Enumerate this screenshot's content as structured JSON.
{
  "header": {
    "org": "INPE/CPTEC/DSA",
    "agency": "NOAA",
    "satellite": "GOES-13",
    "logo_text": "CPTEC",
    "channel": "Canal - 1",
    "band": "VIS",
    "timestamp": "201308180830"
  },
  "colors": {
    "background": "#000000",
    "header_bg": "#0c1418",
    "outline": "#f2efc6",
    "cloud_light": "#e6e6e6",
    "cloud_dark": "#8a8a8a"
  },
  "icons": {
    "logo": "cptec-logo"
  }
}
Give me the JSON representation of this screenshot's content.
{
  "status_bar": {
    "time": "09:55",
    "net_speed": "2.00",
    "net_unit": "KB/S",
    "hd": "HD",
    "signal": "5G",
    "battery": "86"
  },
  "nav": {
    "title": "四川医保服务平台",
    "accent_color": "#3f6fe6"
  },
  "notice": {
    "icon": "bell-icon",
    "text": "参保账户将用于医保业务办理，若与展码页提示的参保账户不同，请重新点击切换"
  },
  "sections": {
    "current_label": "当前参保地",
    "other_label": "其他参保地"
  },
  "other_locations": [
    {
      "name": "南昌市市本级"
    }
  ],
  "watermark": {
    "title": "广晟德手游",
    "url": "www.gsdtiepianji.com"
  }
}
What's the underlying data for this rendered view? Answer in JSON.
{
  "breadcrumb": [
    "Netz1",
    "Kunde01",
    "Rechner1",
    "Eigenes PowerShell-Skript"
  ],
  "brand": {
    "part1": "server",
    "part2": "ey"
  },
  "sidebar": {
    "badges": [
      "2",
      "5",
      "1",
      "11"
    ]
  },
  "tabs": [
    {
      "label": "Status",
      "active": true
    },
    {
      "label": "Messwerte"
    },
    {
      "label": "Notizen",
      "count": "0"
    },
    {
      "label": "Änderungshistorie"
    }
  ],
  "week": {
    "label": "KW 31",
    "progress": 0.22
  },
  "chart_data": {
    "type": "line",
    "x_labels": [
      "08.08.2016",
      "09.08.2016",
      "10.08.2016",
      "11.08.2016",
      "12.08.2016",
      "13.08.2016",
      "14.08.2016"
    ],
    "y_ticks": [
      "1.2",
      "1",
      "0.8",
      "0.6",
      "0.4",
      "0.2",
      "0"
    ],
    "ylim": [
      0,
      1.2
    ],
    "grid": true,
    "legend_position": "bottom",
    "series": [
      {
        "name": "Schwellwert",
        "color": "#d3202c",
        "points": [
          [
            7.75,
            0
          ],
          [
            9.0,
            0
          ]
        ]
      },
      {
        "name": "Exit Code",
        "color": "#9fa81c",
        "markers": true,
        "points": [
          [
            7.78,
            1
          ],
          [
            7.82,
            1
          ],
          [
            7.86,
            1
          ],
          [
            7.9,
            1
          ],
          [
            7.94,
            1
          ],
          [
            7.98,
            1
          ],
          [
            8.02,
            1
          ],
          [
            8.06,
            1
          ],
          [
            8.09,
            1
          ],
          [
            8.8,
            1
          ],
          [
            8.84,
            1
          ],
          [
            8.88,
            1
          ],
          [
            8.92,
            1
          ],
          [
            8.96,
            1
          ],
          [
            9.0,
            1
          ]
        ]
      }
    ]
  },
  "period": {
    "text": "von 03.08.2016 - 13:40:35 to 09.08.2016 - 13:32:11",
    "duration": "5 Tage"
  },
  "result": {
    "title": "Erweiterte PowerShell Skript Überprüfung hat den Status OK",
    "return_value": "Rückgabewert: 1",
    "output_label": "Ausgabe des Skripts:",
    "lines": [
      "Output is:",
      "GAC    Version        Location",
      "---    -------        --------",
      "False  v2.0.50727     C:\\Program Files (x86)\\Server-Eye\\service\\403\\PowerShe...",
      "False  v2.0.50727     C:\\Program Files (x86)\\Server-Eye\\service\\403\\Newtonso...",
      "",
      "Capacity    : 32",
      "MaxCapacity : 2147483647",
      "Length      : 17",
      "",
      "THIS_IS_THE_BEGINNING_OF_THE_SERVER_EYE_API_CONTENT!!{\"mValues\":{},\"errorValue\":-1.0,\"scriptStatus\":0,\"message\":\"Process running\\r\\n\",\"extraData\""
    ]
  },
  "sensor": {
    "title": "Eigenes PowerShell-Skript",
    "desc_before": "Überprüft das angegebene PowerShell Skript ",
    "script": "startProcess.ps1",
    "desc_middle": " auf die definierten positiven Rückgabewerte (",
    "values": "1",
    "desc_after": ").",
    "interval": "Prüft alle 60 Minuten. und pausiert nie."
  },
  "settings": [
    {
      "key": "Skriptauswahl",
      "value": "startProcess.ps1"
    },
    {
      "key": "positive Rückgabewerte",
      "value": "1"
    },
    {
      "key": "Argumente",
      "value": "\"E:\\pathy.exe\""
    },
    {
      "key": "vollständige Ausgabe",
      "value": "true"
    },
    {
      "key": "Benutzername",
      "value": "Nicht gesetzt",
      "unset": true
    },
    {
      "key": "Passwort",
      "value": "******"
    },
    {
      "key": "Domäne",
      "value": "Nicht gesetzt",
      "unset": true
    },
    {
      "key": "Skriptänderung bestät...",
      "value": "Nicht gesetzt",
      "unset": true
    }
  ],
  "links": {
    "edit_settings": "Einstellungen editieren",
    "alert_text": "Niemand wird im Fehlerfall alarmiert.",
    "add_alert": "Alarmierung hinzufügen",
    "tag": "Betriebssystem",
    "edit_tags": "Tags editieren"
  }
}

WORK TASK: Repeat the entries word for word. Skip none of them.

RESPONSE TO THIS EXERCISE:
Enumerate this screenshot's content as structured JSON.
{
  "header": {
    "org": "INPE/CPTEC/DSA",
    "agency": "NOAA",
    "satellite": "GOES-13",
    "logo_text": "CPTEC",
    "channel": "Canal - 1",
    "band": "VIS",
    "timestamp": "201308180830"
  },
  "colors": {
    "background": "#000000",
    "header_bg": "#0c1418",
    "outline": "#f2efc6",
    "cloud_light": "#e6e6e6",
    "cloud_dark": "#8a8a8a"
  },
  "icons": {
    "logo": "cptec-logo"
  }
}
Give me the JSON representation of this screenshot's content.
{
  "status_bar": {
    "time": "09:55",
    "net_speed": "2.00",
    "net_unit": "KB/S",
    "hd": "HD",
    "signal": "5G",
    "battery": "86"
  },
  "nav": {
    "title": "四川医保服务平台",
    "accent_color": "#3f6fe6"
  },
  "notice": {
    "icon": "bell-icon",
    "text": "参保账户将用于医保业务办理，若与展码页提示的参保账户不同，请重新点击切换"
  },
  "sections": {
    "current_label": "当前参保地",
    "other_label": "其他参保地"
  },
  "other_locations": [
    {
      "name": "南昌市市本级"
    }
  ],
  "watermark": {
    "title": "广晟德手游",
    "url": "www.gsdtiepianji.com"
  }
}
What's the underlying data for this rendered view? Answer in JSON.
{
  "breadcrumb": [
    "Netz1",
    "Kunde01",
    "Rechner1",
    "Eigenes PowerShell-Skript"
  ],
  "brand": {
    "part1": "server",
    "part2": "ey"
  },
  "sidebar": {
    "badges": [
      "2",
      "5",
      "1",
      "11"
    ]
  },
  "tabs": [
    {
      "label": "Status",
      "active": true
    },
    {
      "label": "Messwerte"
    },
    {
      "label": "Notizen",
      "count": "0"
    },
    {
      "label": "Änderungshistorie"
    }
  ],
  "week": {
    "label": "KW 31",
    "progress": 0.22
  },
  "chart_data": {
    "type": "line",
    "x_labels": [
      "08.08.2016",
      "09.08.2016",
      "10.08.2016",
      "11.08.2016",
      "12.08.2016",
      "13.08.2016",
      "14.08.2016"
    ],
    "y_ticks": [
      "1.2",
      "1",
      "0.8",
      "0.6",
      "0.4",
      "0.2",
      "0"
    ],
    "ylim": [
      0,
      1.2
    ],
    "grid": true,
    "legend_position": "bottom",
    "series": [
      {
        "name": "Schwellwert",
        "color": "#d3202c",
        "points": [
          [
            7.75,
            0
          ],
          [
            9.0,
            0
          ]
        ]
      },
      {
        "name": "Exit Code",
        "color": "#9fa81c",
        "markers": true,
        "points": [
          [
            7.78,
            1
          ],
          [
            7.82,
            1
          ],
          [
            7.86,
            1
          ],
          [
            7.9,
            1
          ],
          [
            7.94,
            1
          ],
          [
            7.98,
            1
          ],
          [
            8.02,
            1
          ],
          [
            8.06,
            1
          ],
          [
            8.09,
            1
          ],
          [
            8.8,
            1
          ],
          [
            8.84,
            1
          ],
          [
            8.88,
            1
          ],
          [
            8.92,
            1
          ],
          [
            8.96,
            1
          ],
          [
            9.0,
            1
          ]
        ]
      }
    ]
  },
  "period": {
    "text": "von 03.08.2016 - 13:40:35 to 09.08.2016 - 13:32:11",
    "duration": "5 Tage"
  },
  "result": {
    "title": "Erweiterte PowerShell Skript Überprüfung hat den Status OK",
    "return_value": "Rückgabewert: 1",
    "output_label": "Ausgabe des Skripts:",
    "lines": [
      "Output is:",
      "GAC    Version        Location",
      "---    -------        --------",
      "False  v2.0.50727     C:\\Program Files (x86)\\Server-Eye\\service\\403\\PowerShe...",
      "False  v2.0.50727     C:\\Program Files (x86)\\Server-Eye\\service\\403\\Newtonso...",
      "",
      "Capacity    : 32",
      "MaxCapacity : 2147483647",
      "Length      : 17",
      "",
      "THIS_IS_THE_BEGINNING_OF_THE_SERVER_EYE_API_CONTENT!!{\"mValues\":{},\"errorValue\":-1.0,\"scriptStatus\":0,\"message\":\"Process running\\r\\n\",\"extraData\""
    ]
  },
  "sensor": {
    "title": "Eigenes PowerShell-Skript",
    "desc_before": "Überprüft das angegebene PowerShell Skript ",
    "script": "startProcess.ps1",
    "desc_middle": " auf die definierten positiven Rückgabewerte (",
    "values": "1",
    "desc_after": ").",
    "interval": "Prüft alle 60 Minuten. und pausiert nie."
  },
  "settings": [
    {
      "key": "Skriptauswahl",
      "value": "startProcess.ps1"
    },
    {
      "key": "positive Rückgabewerte",
      "value": "1"
    },
    {
      "key": "Argumente",
      "value": "\"E:\\pathy.exe\""
    },
    {
      "key": "vollständige Ausgabe",
      "value": "true"
    },
    {
      "key": "Benutzername",
      "value": "Nicht gesetzt",
      "unset": true
    },
    {
      "key": "Passwort",
      "value": "******"
    },
    {
      "key": "Domäne",
      "value": "Nicht gesetzt",
      "unset": true
    },
    {
      "key": "Skriptänderung bestät...",
      "value": "Nicht gesetzt",
      "unset": true
    }
  ],
  "links": {
    "edit_settings": "Einstellungen editieren",
    "alert_text": "Niemand wird im Fehlerfall alarmiert.",
    "add_alert": "Alarmierung hinzufügen",
    "tag": "Betriebssystem",
    "edit_tags": "Tags editieren"
  }
}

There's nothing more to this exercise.